## WORK ITEM
Please return every line of the records below that contains the word "name".

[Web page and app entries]
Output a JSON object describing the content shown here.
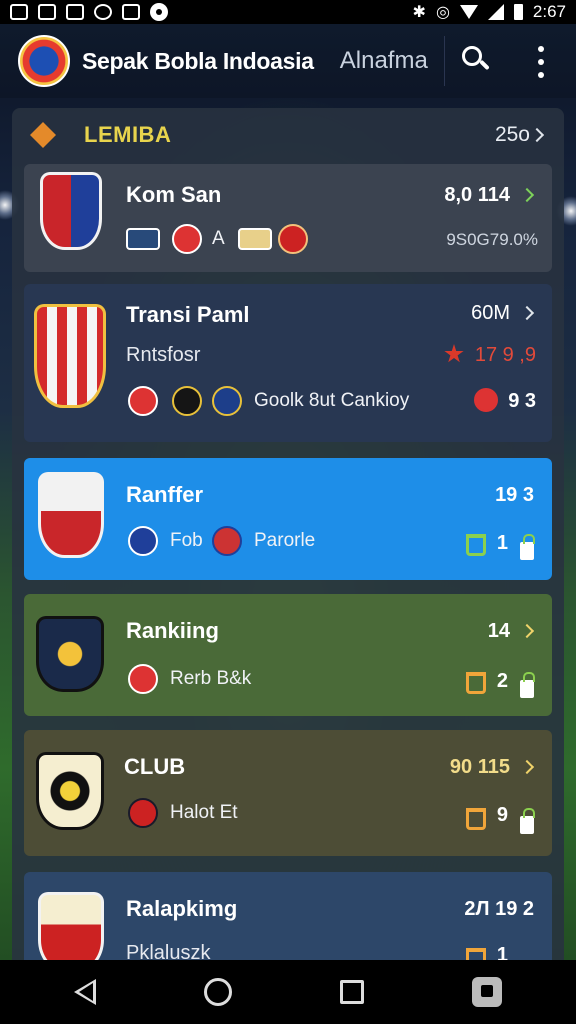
{
  "status_bar": {
    "time": "2:67"
  },
  "app": {
    "title": "Sepak Bobla Indoasia",
    "subtitle": "Alnafma"
  },
  "league": {
    "title": "LEMIBA",
    "count": "25o"
  },
  "cards": [
    {
      "name": "Kom San",
      "score": "8,0 114",
      "detail_a": "A",
      "detail_b": "9S0G79.0%"
    },
    {
      "name": "Transi Paml",
      "score": "60M",
      "sub": "Rntsfosr",
      "stat": "17 9 ,9",
      "detail": "Goolk 8ut Cankioy",
      "stat2": "9 3"
    },
    {
      "name": "Ranffer",
      "score": "19 3",
      "tag_a": "Fob",
      "tag_b": "Parorle",
      "count": "1"
    },
    {
      "name": "Rankiing",
      "score": "14",
      "tag": "Rerb B&k",
      "count": "2"
    },
    {
      "name": "CLUB",
      "score": "90 115",
      "tag": "Halot Et",
      "count": "9"
    },
    {
      "name": "Ralapkimg",
      "score": "2Л 19 2",
      "sub": "Pklaluszk",
      "count": "1"
    }
  ],
  "colors": {
    "accent_blue": "#1e8ee8",
    "league_gold": "#e8d44d",
    "card_green": "#4a6a38",
    "card_olive": "#4d4d36",
    "status_red": "#d9392a",
    "status_green": "#8bd04e"
  }
}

## RESPONSE FOR THIS EXERCISE
      "name": "Kom San",
      "name": "Transi Paml",
      "name": "Ranffer",
      "name": "Rankiing",
      "name": "CLUB",
      "name": "Ralapkimg",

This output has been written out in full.